FP: I remember the first time I got on set, I was so scared that I forgot my only line of the day. I only had one line, and mine was the one that came first, and it was so simple, and I was like, “I forgot my line,” and I was so nervous. I also remember watching the way that actors appreciated and took everyone, every crew member, as equal. I remember thinking, I hope that I can continue to be like that. Treatment of others is a very key lesson to learn early on.
TV: You have done a number of period pieces. Do you find yourself gravitating toward those sorts of roles, or are there quirkier types of roles that you would love to play in the future?
FP: As it happens, those have been the roles that have had great women in them and great storylines, and that’s always what I’m attracted to. My team [and I] have always made a point of saying, “What’s the point in you doing something without having a character that you are totally in love with?” As I’ve said before, I don’t think they even have to be good people; they can be complicated, and as long as they have something to say and are representing something, then great. So, yeah, I’ve done a few period pieces, but that’s not it forever, I promise.
TV: What’s the most surreal moment you’ve had so far while being a young actor?
FP: In Fighting With My Family there’s a scene where I have to wrestle; I have to do the famous fight between Paige and AJ Lee. We actually did perform it in front of all those thousands of people. And just beforehand, we had a little dress rehearsal, and there were all these famous wrestlers going around and watching as well. Terrifying. All these amazing wrestlers were just standing on the edge of the ring, just watching you. So I was dying. And I remember Dwayne [“The Rock” Johnson] just came in, and he basically was coaching me on how to do all these moves, and he was like, “Don’t worry, I’ll protect you if anything goes wrong — I’m here.” Dwayne’s teaching me how to wrestle, and he’s also saying that he’ll protect me? Sure…OK!

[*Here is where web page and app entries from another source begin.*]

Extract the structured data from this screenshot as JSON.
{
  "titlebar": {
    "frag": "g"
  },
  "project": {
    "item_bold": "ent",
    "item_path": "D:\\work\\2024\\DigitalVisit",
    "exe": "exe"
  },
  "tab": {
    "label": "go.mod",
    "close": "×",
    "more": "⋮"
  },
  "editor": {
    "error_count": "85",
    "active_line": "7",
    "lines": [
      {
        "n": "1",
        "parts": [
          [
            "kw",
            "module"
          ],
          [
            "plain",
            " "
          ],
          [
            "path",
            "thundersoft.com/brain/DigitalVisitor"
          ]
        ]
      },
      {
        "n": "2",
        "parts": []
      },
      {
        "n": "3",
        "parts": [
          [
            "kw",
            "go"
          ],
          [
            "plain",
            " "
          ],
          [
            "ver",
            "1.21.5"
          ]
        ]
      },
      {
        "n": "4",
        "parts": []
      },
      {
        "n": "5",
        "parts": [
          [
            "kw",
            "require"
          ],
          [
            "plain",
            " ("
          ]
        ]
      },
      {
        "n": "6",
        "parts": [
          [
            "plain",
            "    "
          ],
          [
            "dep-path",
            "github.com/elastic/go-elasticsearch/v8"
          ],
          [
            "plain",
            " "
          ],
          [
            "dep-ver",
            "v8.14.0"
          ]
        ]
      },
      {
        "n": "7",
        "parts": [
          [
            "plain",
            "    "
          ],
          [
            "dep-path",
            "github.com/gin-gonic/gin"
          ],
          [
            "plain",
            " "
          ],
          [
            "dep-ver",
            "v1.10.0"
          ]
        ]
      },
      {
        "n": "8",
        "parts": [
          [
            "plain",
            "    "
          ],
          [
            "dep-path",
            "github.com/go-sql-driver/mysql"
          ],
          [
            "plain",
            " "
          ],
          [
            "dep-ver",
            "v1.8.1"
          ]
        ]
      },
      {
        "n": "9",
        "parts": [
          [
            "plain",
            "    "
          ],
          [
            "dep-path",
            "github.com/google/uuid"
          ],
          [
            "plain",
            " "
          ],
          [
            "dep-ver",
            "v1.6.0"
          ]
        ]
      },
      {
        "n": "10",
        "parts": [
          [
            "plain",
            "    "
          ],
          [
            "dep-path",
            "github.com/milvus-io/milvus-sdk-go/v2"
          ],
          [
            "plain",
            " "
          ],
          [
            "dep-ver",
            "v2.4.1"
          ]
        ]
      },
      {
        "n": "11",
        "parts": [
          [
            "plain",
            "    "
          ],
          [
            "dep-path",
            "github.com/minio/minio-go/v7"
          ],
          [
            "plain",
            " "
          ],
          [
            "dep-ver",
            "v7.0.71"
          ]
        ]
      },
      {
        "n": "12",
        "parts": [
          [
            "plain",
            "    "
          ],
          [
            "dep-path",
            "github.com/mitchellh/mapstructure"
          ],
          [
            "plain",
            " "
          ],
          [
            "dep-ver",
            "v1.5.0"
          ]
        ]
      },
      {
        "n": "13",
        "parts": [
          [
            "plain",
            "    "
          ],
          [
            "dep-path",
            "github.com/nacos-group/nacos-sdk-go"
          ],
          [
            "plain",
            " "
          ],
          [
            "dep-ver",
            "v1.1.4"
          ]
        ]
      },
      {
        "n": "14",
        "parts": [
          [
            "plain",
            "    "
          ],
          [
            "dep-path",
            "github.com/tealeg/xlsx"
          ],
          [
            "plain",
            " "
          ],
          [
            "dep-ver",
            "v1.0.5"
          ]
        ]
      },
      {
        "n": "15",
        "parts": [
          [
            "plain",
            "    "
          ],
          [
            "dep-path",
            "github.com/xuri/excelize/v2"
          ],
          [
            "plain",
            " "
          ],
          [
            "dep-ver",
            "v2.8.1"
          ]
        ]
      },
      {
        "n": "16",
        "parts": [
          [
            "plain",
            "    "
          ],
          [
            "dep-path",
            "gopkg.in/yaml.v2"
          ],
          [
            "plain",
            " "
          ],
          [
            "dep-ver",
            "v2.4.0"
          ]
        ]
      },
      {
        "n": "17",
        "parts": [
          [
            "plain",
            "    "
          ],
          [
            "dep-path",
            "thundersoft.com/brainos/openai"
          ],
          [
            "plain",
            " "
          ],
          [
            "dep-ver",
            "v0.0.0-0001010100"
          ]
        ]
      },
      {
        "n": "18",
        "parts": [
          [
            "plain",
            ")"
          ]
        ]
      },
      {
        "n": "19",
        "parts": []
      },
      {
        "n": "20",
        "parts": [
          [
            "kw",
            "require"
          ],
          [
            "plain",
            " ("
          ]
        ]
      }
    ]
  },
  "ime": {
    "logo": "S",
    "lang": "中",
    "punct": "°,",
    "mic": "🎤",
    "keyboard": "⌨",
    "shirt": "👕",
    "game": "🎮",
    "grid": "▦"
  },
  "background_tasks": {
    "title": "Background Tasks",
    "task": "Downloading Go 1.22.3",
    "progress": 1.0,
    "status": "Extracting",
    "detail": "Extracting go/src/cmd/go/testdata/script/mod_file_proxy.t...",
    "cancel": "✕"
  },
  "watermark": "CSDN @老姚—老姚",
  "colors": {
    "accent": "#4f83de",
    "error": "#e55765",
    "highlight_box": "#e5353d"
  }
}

TV: You have had a big social following for a bit — what sort of responsibility do you feel because of that? Especially as a young person?
FP: So much responsibility. People tend to only show the positives, all the highlights, and it’s very easy to do that because we go on our phones and we edit it to make it look pretty, and then we go, “OK, this is what was really good about today.” It’s also down to us to maybe open up a bit and make sure people are seeing your spots on your face on a Monday morning, and people are seeing you looking horrendous and people are seeing you in trackies, and people do see the very boring, mundane parts of your day. I’m trying not to edit my life too much.
TV: What depictions of women would you like to see more of in Hollywood?
FP: I think we need to see more of every persona, shape, size, color, age, hair color. It’s so important to keep it broad, because for a while there’s been this very small amount of faces that can be seen and voices that will be heard, and we’re in this really special time right now where Hollywood is reeducating itself. It would be really wicked to see more fun, strange faces and more peculiar stories, because it’s a big world. There are a lot of people to cater to.
TV: As a representative of young Hollywood, what parts of you as a performer do you hope to see more of in Hollywood in general?
FP: Something that I’ve always been really keen on representing is some honesty with the way that we view ourselves. That’s something I’ve always appreciated watching actors that I’ve looked up to, is when they look like you and me, or they have a funny elbow, or they have, you know, a hairy face. I promised myself that if I were to do this, I couldn’t pretend to look like someone that I wasn’t, because that’s the whole point of what I’m trying to represent. I would love for people to watch my films and go, “Oh, my God, we have the same weird thighs” or “We have the same knees, and she’s doing this, and what an inspiring character that’s being played.”